What did young people have to say?

Primary school

Berkshire

" We should be able to vote at 16 because our futures are affected by these votes for a long time and at 16 we know enough.”

Secondary school

Surrey

"At 16 you can have a job and pay taxes but not vote on where those taxes get spent. Young people need to be educated about voting and politics in more detail to ensure they don't make snap decisions if allowed to vote at 16."

College

West Yorkshire

"Some 16 year olds are responsible enough to vote, but some are not. Education on politics would help to increase the empowerment and ability for 16 year olds to vote. It would be more useful than certain parts of Maths and English."

Alongside our main VoteTopic question this week, we also asked our schools some additional questions to get a better understanding of how they feel about voting at 16.

Would you use the vote if you had it from the age of 16?

  • Almost 70% of our 11-16 year old students said they would vote if given the opportunity from age 16.
  • Over 60% of our 16+ students agreed.

Do you think 16 and 17 year olds know enough to vote on key issues?

  • By comparison, just 42% of 11-16 year olds felt 16 and 17 year olds knew enough to vote on key issues.
  • Similarly, 60% of 5-11 year old thought they didn't know enough about voting to do it themselves.
  • "We aren't taught enough about politics in school to form an opinion." Greater London Secondary school

We also asked our 11+ aged students the following question: Which of these would you like to see in schools? They had to choose one option from the list below.

1. Fewer lessons on politics in general

2. Lessons from political organisations or parties

3. Lessons providing balanced information about politics and voting

4. Visits from and discussions with politicians

  • Over 70% of 16+ and over half of 11-16 year olds chose 'lessons providing balanced information on politics and voting'.
  • This suggests that young people feel they lack the knowledge required to vote in an informed way because they are receiving most of their political information from outside the school environment.
  • Our results show they are keen to receive a richer political education within a school setting so that they have a sufficiently balanced understanding of political issues and how voting works.

Is it fair that different parts of the UK have different voting ages?

  • 63% of 5-11 year olds believed it was unfair that different parts of the UK have different voting ages.
  • In Wales and Scotland, 16 and 17 year olds already have the right to vote in local elections.
  • 5-11 year olds were most interested in voting on issues relating to the environment and education.

Overall results

Where do we go from here?

Education, education, education. Over 45,000 young people voted on this topic and many more were involved in discussions and debates about lowering the voting age to 16 in their classrooms. They have shown a great desire to be educated in more depth and in an impartial manner in schools following concerns that they are currently learning about politics through potentially unreliable social media posts and their parent's personal views.

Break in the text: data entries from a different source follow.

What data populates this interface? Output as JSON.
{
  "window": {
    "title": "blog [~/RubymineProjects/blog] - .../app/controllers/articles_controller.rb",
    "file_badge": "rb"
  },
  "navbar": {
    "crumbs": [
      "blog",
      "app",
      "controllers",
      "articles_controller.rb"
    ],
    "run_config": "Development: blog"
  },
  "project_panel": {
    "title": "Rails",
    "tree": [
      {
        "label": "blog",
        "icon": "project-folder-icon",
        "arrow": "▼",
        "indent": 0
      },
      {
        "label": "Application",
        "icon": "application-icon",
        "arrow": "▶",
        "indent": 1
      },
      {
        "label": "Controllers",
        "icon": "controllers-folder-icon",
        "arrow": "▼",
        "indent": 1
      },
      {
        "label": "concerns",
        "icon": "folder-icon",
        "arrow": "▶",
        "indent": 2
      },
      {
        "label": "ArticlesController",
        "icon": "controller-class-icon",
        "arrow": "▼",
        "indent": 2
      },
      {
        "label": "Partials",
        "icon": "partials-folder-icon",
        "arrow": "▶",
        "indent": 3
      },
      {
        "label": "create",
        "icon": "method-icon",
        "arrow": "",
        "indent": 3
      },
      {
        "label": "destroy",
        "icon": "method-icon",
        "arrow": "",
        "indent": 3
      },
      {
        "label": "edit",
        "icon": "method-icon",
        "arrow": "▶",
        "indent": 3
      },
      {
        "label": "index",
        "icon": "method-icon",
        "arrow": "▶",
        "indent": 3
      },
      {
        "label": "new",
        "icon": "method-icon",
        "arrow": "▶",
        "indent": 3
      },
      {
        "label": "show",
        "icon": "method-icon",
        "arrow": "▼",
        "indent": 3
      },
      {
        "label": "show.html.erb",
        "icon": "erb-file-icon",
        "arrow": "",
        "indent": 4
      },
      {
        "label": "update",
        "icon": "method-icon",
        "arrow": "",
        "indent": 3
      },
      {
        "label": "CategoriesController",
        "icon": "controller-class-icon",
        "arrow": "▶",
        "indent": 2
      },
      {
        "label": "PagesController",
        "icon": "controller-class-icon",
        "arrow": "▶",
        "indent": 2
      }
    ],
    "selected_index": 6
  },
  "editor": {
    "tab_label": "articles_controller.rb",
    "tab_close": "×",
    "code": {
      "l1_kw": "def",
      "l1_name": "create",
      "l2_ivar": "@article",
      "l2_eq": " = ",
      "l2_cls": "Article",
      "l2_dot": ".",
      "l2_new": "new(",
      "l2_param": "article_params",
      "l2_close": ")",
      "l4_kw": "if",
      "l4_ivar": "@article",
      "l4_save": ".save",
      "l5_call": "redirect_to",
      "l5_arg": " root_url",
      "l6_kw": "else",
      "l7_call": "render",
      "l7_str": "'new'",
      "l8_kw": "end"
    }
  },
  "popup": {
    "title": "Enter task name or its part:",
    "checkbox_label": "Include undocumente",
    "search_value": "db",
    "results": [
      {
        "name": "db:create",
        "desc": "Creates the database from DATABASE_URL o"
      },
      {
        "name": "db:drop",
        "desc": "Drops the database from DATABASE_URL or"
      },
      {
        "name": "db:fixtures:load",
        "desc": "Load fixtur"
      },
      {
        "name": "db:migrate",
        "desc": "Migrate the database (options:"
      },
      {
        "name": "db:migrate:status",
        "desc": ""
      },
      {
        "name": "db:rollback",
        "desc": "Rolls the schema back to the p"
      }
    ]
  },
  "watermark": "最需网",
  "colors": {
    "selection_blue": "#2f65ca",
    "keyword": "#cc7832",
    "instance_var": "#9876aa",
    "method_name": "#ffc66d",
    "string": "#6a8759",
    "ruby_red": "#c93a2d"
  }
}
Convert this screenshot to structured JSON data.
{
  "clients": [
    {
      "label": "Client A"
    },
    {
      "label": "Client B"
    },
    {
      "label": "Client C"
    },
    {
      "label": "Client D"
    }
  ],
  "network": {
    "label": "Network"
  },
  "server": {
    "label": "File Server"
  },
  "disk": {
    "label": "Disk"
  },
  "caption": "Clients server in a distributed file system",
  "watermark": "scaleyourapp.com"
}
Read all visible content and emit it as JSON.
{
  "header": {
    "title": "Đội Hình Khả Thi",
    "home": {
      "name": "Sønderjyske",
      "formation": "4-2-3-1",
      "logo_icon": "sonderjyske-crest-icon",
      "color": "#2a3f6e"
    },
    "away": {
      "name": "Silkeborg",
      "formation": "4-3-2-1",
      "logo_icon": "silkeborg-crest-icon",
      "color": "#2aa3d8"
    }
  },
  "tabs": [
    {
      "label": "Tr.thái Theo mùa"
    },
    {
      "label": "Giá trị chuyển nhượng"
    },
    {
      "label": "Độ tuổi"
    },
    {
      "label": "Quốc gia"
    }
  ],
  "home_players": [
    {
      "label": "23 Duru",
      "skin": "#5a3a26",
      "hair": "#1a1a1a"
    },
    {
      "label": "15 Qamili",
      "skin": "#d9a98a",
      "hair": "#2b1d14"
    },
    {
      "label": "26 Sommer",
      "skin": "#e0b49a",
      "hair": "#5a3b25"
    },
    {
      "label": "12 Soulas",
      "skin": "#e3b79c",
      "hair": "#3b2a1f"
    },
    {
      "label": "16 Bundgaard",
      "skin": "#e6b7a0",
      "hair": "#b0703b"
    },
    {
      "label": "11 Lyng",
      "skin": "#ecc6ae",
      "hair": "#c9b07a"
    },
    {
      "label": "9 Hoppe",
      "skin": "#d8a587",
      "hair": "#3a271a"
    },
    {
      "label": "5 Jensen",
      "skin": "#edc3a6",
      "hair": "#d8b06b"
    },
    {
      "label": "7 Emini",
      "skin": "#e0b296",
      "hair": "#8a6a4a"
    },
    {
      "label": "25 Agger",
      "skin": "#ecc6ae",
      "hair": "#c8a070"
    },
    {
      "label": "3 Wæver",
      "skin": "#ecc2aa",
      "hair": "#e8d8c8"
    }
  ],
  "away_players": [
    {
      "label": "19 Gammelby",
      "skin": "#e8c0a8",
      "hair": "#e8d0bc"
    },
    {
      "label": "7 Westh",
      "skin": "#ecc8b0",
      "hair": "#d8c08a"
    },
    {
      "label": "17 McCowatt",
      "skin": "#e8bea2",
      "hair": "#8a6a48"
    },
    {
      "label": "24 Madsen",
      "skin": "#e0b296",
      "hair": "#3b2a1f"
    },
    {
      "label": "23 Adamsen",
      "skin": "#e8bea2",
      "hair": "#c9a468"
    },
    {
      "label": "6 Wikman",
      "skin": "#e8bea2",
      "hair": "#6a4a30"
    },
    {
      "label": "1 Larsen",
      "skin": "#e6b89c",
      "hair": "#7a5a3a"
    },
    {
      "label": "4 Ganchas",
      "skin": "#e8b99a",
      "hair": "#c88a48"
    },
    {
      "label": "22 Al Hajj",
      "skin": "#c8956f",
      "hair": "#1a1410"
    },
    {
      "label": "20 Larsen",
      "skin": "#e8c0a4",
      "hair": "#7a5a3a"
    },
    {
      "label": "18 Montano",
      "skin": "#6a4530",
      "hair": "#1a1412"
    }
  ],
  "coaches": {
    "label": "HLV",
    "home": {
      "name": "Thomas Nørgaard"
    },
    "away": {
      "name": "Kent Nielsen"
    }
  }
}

Our Secondary and College vote didn't have a landslide result, however more students voted 'No' to the question "Should everyone be able to vote at 16?". Their comments, along with the results from our additional questions this week suggests that they are not confident in their current understanding of political issues. Ultimately, this shows that the next step for schools is to ensure that they have a comprehensive and balanced political education included in their curriculums.